After decades of union decline, the labor movement is seeing an increase in union membership. Workers across the board are using their voices to rebalance power at work. The recent success with retail and service workers has made headlines, and the interest in these sectors continues to grow. But to keep this movement trending upward, we as union activists must adapt to the ever-changing workforce – and to do that, there has to be change.
The Texas Gulf Coast Area Labor Federation is doing just that in Houston. Several times a year a committee of public and private sector union activists meets to discuss new ways to organize in today’s climate. Only four percent of workers in the Houston area unionized, and right-to-work laws make it even more challenging.
The idea is for unions to work together and grow the labor movement. Their goals are to gain members internally and in new workplaces, train more members and staff to be better organizers, and use digital tools effectively to support organizing across the board. Sharing how they currently organize with one another has been especially helpful in laying a strong foundation to build on.

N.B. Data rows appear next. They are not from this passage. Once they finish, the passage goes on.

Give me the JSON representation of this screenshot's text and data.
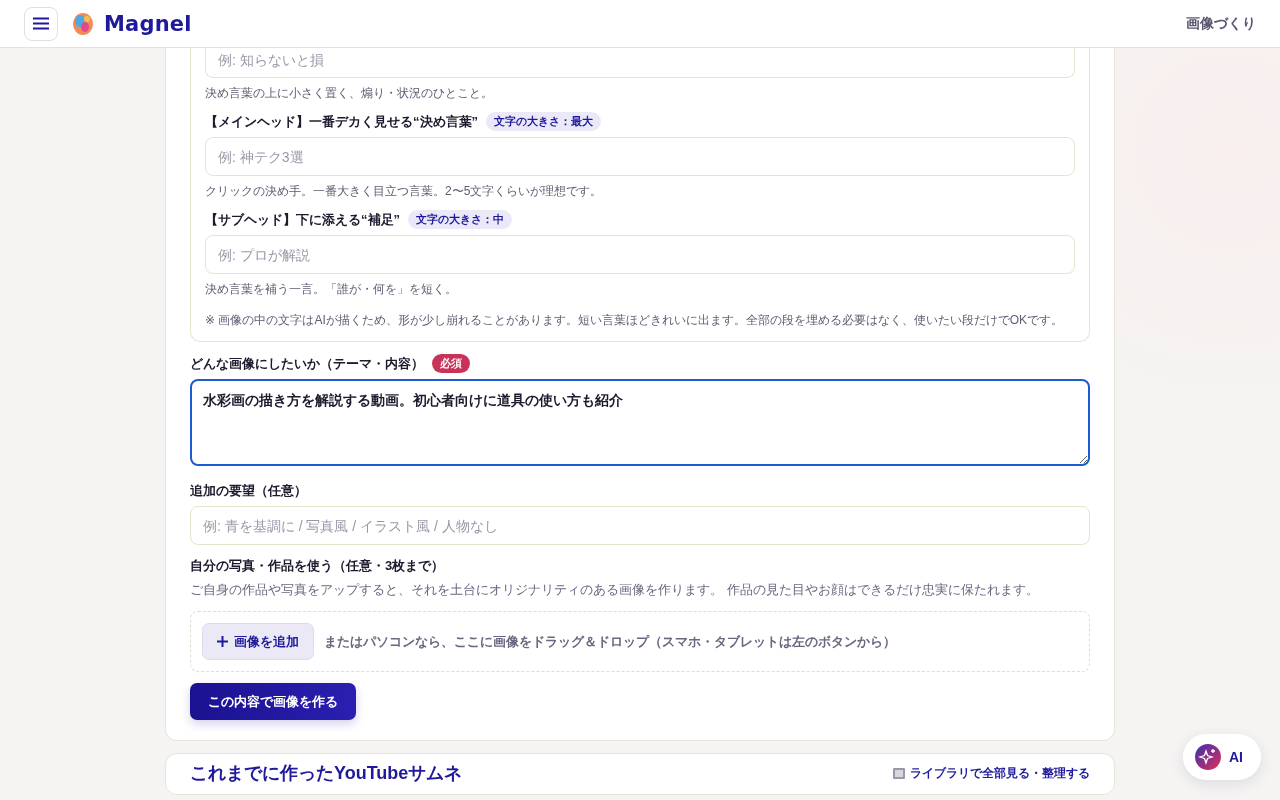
{
  "header": {
    "logo": "Magnel",
    "nav_link": "画像づくり"
  },
  "text_layers": {
    "fields": [
      {
        "placeholder": "例: 知らないと損",
        "hint": "決め言葉の上に小さく置く、煽り・状況のひとこと。"
      },
      {
        "label": "【メインヘッド】一番デカく見せる“決め言葉”",
        "badge": "文字の大きさ：最大",
        "placeholder": "例: 神テク3選",
        "hint": "クリックの決め手。一番大きく目立つ言葉。2〜5文字くらいが理想です。"
      },
      {
        "label": "【サブヘッド】下に添える“補足”",
        "badge": "文字の大きさ：中",
        "placeholder": "例: プロが解説",
        "hint": "決め言葉を補う一言。「誰が・何を」を短く。"
      }
    ],
    "note": "※ 画像の中の文字はAIが描くため、形が少し崩れることがあります。短い言葉ほどきれいに出ます。全部の段を埋める必要はなく、使いたい段だけでOKです。"
  },
  "theme": {
    "label": "どんな画像にしたいか（テーマ・内容）",
    "badge": "必須",
    "value": "水彩画の描き方を解説する動画。初心者向けに道具の使い方も紹介",
    "focused": true
  },
  "requests": {
    "label": "追加の要望（任意）",
    "placeholder": "例: 青を基調に / 写真風 / イラスト風 / 人物なし"
  },
  "photos": {
    "label": "自分の写真・作品を使う（任意・3枚まで）",
    "description": "ご自身の作品や写真をアップすると、それを土台にオリジナリティのある画像を作ります。 作品の見た目やお顔はできるだけ忠実に保たれます。",
    "add_button": "画像を追加",
    "drop_hint": "またはパソコンなら、ここに画像をドラッグ＆ドロップ（スマホ・タブレットは左のボタンから）"
  },
  "submit_button": "この内容で画像を作る",
  "history": {
    "title": "これまでに作ったYouTubeサムネ",
    "library_link": "ライブラリで全部見る・整理する"
  },
  "ai_button": "AI"
}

Hany Khalil, Texas Gulf Coast Area Labor Federation Executive Director, believes the timing is perfect.
“Public opinion has gotten solidly behind unions,” said Khalil. “Workers are starting to realize that unions are for all of us. They’re not just for factory workers or airline workers. We have to figure out new ways to organize larger workplaces quickly while we can.”
Collaborating, maximizing resources, and putting these ideas into motion are key. The committee is planning a joint house call blitz where members from multiple unions will go door-knocking at the homes of people who are in other workplaces and ask them to join another union.
“It’s going to be powerful when a teacher is at the door of an AFSCME or Machinists member and they are saying, I don’t work in your workplace but let me tell you why I think it’s important that you join the union, and what it can do for your life,” said Khalil.
Hector Herrera, a 23-year IAM member of Local Lodge 15, is honored to sit on this committee. He’s always been thankful for his union contract – but today he values it even more.
“Now that I’m actually a grandfather, it is nice to be off my weekends,” said Herrera. “My grandsons come over almost every other weekend. My union contract allows me time off on the weekends for my family, and gives me work-life balance.”
Unions are as relevant today as in 1971 when Marlin Phillips started working as a diesel mechanic for the railroad. He remembers the day he signed up. Phillips joined IAM District Lodge 19. He was the first in his family to join a union but not the last. Shortly after, Phillips got his brother a job working at the railroad. This was a big deal during the 1970s, especially if you were African American.
“I always wanted to belong to a union,” said Phillips. “When I got my first job someone said they have a union over there; I said, what? I couldn’t wait to finish out my 60-day probation period and when I did, I went looking for the union rep. I told him to sign me up. You have to belong to the union to work on the railroad and at that time, for Blacks, that’s the only thing we had to represent us was the union. One thing that the union does, the union breaks down the color barrier that exists. It’s a blessing to have a union.”
Phillips had 31 good years working at the railroad and retired in 2004. Today, he is active at his church and in union activities – and proudly carries his union card.
By the end of 2023, the committee hopes to have added 10,000 new union members to the Houston region. The number may seem aggressive but as the saying goes, shoot for the stars, aim for the moon.